     /  November 9, 2010

    The hot topic for the past several weeks has been local finances, or how to control costs and thus lower the financial impact on local homeowners. One concrete suggestion for council, which will have a direct impact on the county, is not to approve large developments until we know what the financial impact will be on the community. If Obey Creek is approved, will one or more new schools be required? What is the impact on stormwater management? Since OWASA has had to revise their long-term plans, what impact would this level of population increase have on water resources (given that the elected officials do not want to tie in to Jordan)? How many new police officers and other emergency services will be required? This is the level of detail I would like to see from town staff for every development.

  2. John Kramer

     /  November 9, 2010

    Doing endless “impact studies” to determine what the development will bring is a total waste of time.

    OWASA needs to get it’s act together and provide water based on known projects.

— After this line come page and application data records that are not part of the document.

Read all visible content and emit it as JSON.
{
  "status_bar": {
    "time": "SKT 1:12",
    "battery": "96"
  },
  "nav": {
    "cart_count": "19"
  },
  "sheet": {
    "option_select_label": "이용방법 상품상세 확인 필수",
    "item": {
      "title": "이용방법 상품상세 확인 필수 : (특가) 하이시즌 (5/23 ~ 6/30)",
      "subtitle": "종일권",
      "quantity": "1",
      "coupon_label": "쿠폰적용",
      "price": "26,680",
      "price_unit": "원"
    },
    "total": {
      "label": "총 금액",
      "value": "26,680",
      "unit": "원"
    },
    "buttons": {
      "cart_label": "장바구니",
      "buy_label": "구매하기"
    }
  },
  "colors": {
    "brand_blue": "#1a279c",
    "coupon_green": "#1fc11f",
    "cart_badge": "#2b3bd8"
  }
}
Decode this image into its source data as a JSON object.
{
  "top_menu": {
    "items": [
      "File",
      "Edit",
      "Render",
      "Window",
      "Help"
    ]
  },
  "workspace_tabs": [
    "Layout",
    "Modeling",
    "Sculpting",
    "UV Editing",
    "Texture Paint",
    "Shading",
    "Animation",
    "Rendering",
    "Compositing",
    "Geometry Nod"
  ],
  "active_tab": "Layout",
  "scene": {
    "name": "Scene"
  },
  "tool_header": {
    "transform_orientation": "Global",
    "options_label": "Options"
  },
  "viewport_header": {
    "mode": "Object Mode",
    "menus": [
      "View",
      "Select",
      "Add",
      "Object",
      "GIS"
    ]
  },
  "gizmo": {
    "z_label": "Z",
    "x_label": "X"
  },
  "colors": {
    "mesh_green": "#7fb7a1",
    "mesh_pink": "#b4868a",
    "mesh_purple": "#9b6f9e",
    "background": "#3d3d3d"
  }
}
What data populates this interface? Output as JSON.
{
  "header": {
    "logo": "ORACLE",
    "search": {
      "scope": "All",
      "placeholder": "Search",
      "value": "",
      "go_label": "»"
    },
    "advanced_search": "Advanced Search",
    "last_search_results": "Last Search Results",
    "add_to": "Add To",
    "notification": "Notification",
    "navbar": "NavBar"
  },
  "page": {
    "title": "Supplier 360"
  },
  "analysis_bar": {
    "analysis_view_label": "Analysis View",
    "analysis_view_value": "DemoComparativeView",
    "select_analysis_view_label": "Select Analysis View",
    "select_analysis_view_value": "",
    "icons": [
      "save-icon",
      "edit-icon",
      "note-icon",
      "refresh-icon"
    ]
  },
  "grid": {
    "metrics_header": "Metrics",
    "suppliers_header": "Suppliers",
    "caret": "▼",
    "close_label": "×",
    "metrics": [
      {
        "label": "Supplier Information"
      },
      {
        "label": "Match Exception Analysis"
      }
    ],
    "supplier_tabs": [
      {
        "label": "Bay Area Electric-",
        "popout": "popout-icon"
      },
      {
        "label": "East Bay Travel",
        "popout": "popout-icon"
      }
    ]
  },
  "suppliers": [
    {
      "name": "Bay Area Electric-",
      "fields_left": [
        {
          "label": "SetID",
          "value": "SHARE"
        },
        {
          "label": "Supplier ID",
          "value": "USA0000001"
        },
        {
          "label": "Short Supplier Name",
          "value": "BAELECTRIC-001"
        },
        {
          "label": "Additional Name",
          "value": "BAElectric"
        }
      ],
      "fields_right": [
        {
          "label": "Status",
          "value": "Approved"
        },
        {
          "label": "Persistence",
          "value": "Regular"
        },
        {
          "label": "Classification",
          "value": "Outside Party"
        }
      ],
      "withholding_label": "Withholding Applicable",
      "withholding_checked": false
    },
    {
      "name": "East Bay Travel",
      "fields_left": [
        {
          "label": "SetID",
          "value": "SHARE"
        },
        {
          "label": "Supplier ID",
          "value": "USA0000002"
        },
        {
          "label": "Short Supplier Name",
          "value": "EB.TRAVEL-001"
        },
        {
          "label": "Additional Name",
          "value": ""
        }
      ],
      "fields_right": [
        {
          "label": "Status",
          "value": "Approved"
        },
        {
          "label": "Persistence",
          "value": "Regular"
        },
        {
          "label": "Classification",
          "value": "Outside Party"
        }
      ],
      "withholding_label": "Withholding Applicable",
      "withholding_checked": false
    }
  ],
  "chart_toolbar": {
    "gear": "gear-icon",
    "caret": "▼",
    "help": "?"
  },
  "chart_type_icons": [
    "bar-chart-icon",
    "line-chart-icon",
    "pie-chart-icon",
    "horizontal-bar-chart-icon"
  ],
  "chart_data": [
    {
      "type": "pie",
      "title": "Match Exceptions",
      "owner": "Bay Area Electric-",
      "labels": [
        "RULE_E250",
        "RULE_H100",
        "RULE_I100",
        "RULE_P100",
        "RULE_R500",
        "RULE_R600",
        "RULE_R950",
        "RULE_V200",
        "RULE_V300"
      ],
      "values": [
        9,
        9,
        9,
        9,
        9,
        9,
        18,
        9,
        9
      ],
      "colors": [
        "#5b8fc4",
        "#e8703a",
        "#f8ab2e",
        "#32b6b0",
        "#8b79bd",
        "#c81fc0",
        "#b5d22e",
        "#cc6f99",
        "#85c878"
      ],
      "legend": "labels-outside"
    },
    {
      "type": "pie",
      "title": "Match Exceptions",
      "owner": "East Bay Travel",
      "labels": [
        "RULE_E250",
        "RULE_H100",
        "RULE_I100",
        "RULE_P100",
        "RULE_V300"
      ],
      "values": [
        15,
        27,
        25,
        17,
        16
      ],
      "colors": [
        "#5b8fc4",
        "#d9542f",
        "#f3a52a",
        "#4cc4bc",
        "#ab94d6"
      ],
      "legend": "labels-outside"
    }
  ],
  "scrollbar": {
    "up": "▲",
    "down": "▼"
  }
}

Same with schools, fire, etc. It is called “planning”. The surrounding counties do not wring their hands at every development and generate endless “studies”. And somehow they have enough schools, water and police. Gosh, I wonder why? Could it be competent local government and utilities? I think so.

    Much ado about nothing if you ask me.

  3. Mark Marcoplos

     /  November 10, 2010

    The surrounding counties do not all have enough water. Chatham County didn’t plan during the developer heydays of the Bunky Morgan era and now they find themselves with more approved housing than they have water for. That’s one of the main drivers for the ill-conceived regional push to hook OWASA into joining the regional partnership and installing an intake on their land on the west shore of Jordan. That’s the difference between “planning” and planning.